[[ RECORDS TO PROCESS open ]]
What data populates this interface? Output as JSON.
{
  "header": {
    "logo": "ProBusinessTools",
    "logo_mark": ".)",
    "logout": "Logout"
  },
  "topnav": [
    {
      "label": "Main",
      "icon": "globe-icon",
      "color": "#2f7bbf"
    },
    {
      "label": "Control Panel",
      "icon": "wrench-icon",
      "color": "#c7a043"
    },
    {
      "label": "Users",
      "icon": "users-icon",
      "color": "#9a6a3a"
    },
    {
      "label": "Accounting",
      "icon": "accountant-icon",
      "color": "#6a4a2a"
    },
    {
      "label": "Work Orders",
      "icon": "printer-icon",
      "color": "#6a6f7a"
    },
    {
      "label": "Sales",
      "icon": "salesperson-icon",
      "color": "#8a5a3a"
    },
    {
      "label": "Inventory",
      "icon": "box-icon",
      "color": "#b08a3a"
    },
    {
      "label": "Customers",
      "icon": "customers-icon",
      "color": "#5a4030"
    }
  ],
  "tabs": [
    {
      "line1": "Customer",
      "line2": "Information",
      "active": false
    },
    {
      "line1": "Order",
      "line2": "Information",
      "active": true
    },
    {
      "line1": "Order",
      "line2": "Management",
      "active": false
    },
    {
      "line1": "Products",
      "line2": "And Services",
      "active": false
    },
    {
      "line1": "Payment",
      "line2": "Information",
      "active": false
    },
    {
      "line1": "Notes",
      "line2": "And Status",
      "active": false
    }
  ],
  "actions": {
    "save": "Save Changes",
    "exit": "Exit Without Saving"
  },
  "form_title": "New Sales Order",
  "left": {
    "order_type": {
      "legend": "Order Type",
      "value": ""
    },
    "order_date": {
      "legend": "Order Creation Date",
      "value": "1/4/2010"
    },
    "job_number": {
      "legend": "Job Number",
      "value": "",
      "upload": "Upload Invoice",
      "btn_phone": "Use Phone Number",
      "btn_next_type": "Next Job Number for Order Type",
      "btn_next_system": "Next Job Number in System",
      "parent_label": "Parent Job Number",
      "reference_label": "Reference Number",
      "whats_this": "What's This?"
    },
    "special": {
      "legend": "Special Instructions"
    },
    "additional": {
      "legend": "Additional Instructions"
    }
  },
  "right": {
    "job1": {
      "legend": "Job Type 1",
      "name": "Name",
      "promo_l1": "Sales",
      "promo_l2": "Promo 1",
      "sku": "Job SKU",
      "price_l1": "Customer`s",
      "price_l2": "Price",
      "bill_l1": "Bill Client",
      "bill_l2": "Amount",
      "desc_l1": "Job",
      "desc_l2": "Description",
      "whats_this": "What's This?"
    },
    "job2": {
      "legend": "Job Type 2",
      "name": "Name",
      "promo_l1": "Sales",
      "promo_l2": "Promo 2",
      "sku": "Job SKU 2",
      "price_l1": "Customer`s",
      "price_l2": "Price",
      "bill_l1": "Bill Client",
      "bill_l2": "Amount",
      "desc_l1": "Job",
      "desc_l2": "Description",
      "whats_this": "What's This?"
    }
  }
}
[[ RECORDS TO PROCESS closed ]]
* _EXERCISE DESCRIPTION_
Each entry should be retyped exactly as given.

* _TASK RESULT_
What data populates this interface? Output as JSON.
{
  "header": {
    "logo": "ProBusinessTools",
    "logo_mark": ".)",
    "logout": "Logout"
  },
  "topnav": [
    {
      "label": "Main",
      "icon": "globe-icon",
      "color": "#2f7bbf"
    },
    {
      "label": "Control Panel",
      "icon": "wrench-icon",
      "color": "#c7a043"
    },
    {
      "label": "Users",
      "icon": "users-icon",
      "color": "#9a6a3a"
    },
    {
      "label": "Accounting",
      "icon": "accountant-icon",
      "color": "#6a4a2a"
    },
    {
      "label": "Work Orders",
      "icon": "printer-icon",
      "color": "#6a6f7a"
    },
    {
      "label": "Sales",
      "icon": "salesperson-icon",
      "color": "#8a5a3a"
    },
    {
      "label": "Inventory",
      "icon": "box-icon",
      "color": "#b08a3a"
    },
    {
      "label": "Customers",
      "icon": "customers-icon",
      "color": "#5a4030"
    }
  ],
  "tabs": [
    {
      "line1": "Customer",
      "line2": "Information",
      "active": false
    },
    {
      "line1": "Order",
      "line2": "Information",
      "active": true
    },
    {
      "line1": "Order",
      "line2": "Management",
      "active": false
    },
    {
      "line1": "Products",
      "line2": "And Services",
      "active": false
    },
    {
      "line1": "Payment",
      "line2": "Information",
      "active": false
    },
    {
      "line1": "Notes",
      "line2": "And Status",
      "active": false
    }
  ],
  "actions": {
    "save": "Save Changes",
    "exit": "Exit Without Saving"
  },
  "form_title": "New Sales Order",
  "left": {
    "order_type": {
      "legend": "Order Type",
      "value": ""
    },
    "order_date": {
      "legend": "Order Creation Date",
      "value": "1/4/2010"
    },
    "job_number": {
      "legend": "Job Number",
      "value": "",
      "upload": "Upload Invoice",
      "btn_phone": "Use Phone Number",
      "btn_next_type": "Next Job Number for Order Type",
      "btn_next_system": "Next Job Number in System",
      "parent_label": "Parent Job Number",
      "reference_label": "Reference Number",
      "whats_this": "What's This?"
    },
    "special": {
      "legend": "Special Instructions"
    },
    "additional": {
      "legend": "Additional Instructions"
    }
  },
  "right": {
    "job1": {
      "legend": "Job Type 1",
      "name": "Name",
      "promo_l1": "Sales",
      "promo_l2": "Promo 1",
      "sku": "Job SKU",
      "price_l1": "Customer`s",
      "price_l2": "Price",
      "bill_l1": "Bill Client",
      "bill_l2": "Amount",
      "desc_l1": "Job",
      "desc_l2": "Description",
      "whats_this": "What's This?"
    },
    "job2": {
      "legend": "Job Type 2",
      "name": "Name",
      "promo_l1": "Sales",
      "promo_l2": "Promo 2",
      "sku": "Job SKU 2",
      "price_l1": "Customer`s",
      "price_l2": "Price",
      "bill_l1": "Bill Client",
      "bill_l2": "Amount",
      "desc_l1": "Job",
      "desc_l2": "Description",
      "whats_this": "What's This?"
    }
  }
}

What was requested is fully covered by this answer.